Originally published on Mon February 3, 2014 11:38 am
Eight people are known to have died and the families of about 30 others are "bracing for the worst" as the search resumes for victims of Thursday's fire at a home for senior citizens in eastern Quebec.
Correspondent Dan Karpenchuk says in a report for our Newscast Desk that:
On 'Morning Edition': NPR's Deborah Amos reports from the Syria peace talks
Update at 12:36 p.m. ET. A Face-To-Face Meeting:
After arduous talks about talks, there seems to be some kind of breakthrough in Geneva, Switzerland, this afternoon: International mediator Lakhdar Brahimi said delegations from the Syrian government and its opposition will meet face-to-face for the first time on Saturday.
According to Reuters, Brahimi told reporters that both sides had accepted the principles of the Geneva Communiqué.
In this encore report, we hear about a small museum in an elevator shaft in lower Manhattan.

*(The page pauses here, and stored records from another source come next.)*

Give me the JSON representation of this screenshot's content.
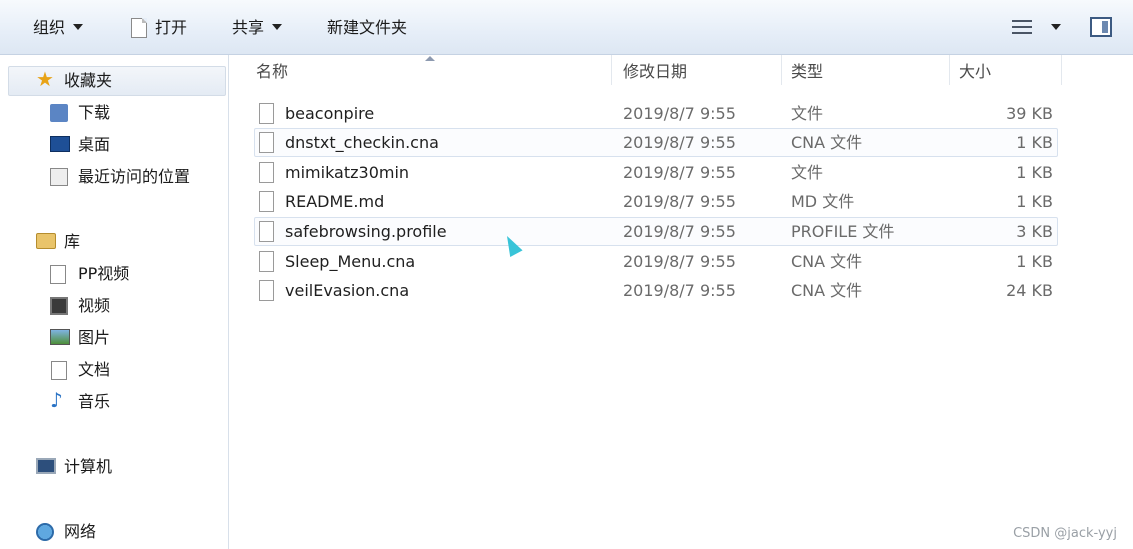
{
  "toolbar": {
    "organize": "组织",
    "open": "打开",
    "share": "共享",
    "new_folder": "新建文件夹"
  },
  "sidebar": {
    "favorites": {
      "title": "收藏夹",
      "items": [
        "下载",
        "桌面",
        "最近访问的位置"
      ]
    },
    "libraries": {
      "title": "库",
      "items": [
        "PP视频",
        "视频",
        "图片",
        "文档",
        "音乐"
      ]
    },
    "computer": "计算机",
    "network": "网络"
  },
  "columns": {
    "name": "名称",
    "modified": "修改日期",
    "type": "类型",
    "size": "大小"
  },
  "files": [
    {
      "name": "beaconpire",
      "modified": "2019/8/7 9:55",
      "type": "文件",
      "size": "39 KB"
    },
    {
      "name": "dnstxt_checkin.cna",
      "modified": "2019/8/7 9:55",
      "type": "CNA 文件",
      "size": "1 KB"
    },
    {
      "name": "mimikatz30min",
      "modified": "2019/8/7 9:55",
      "type": "文件",
      "size": "1 KB"
    },
    {
      "name": "README.md",
      "modified": "2019/8/7 9:55",
      "type": "MD 文件",
      "size": "1 KB"
    },
    {
      "name": "safebrowsing.profile",
      "modified": "2019/8/7 9:55",
      "type": "PROFILE 文件",
      "size": "3 KB"
    },
    {
      "name": "Sleep_Menu.cna",
      "modified": "2019/8/7 9:55",
      "type": "CNA 文件",
      "size": "1 KB"
    },
    {
      "name": "veilEvasion.cna",
      "modified": "2019/8/7 9:55",
      "type": "CNA 文件",
      "size": "24 KB"
    }
  ],
  "watermark": "CSDN @jack-yyj",
  "colors": {
    "toolbar_top": "#f7fafd",
    "toolbar_bottom": "#dde7f3",
    "hover_border": "#d7e1ee",
    "cursor": "#38c4d8"
  }
}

It's only six feet square, and only about three or four people can enter it at a time. The exhibits document the weird and wonderful of modern life, including prison contraband made from bread. (This piece originally aired on Jan. 2, 2014 on All Things Considered).
Tuesday night is the State of the Union Address — the biggest opportunity President Obama gets all year to speak to the American people about his priorities. There's also another speech that night — the GOP response. On Thursday, House Speaker John Boehner announced Rep. Cathy McMorris Rodgers from Washington State would deliver the official rebuttal.
The fact that a second contaminant in West Virginia's drinking water eluded detection for nearly two weeks — despite intense testing of the water — reveals an important truth about how companies test drinking water: In most cases, they only find the contaminants they're looking for.
I was in the car for about an hour, rolling around Manhattan in the middle of a snowstorm. The ride normally would have cost me $65. But when it came time to pay, my driver, Kirk Furye, was concerned for me.
"Are you going to get in trouble with NPR?" he asked. "You are almost at three times the [normal] amount."
Georgia Republican Saxby Chambliss won't be seeking a third term in the U.S. Senate this year, and his decision to bow out has eight other Republicans, including three congressmen, scrambling for his seat.
Democrats, meanwhile, have their hopes pinned on the daughter of a well-known and widely admired former senator. It's turned a Senate race Republicans hoped would be a cakewalk into something far less predictable.
Originally published on Fri January 24, 2014 1:25 pm
Today marks the start of The Edge, a blog hosting NPR's coverage of the Sochi Winter Games. The Edge is about the journeys Olympic athletes take to get better. From skaters to skiers, no two journeys are alike. But they all end at the same place: in competition. And many of them are fascinating.
As we've prepared for the games that begin Feb. 6 — in just two weeks — NPR has been following many stories of athletes and equipment, of money and security.
Originally published on Fri January 24, 2014 11:05 am
Though Sochi is nine hours ahead of New York, social media will make it easier to keep track of many Winter Olympians in real time. We've compiled Twitter lists for each of the U.S. team rosters. We're also making lists for media, teams and international athletes — and will be adding to them as the Olympics go on.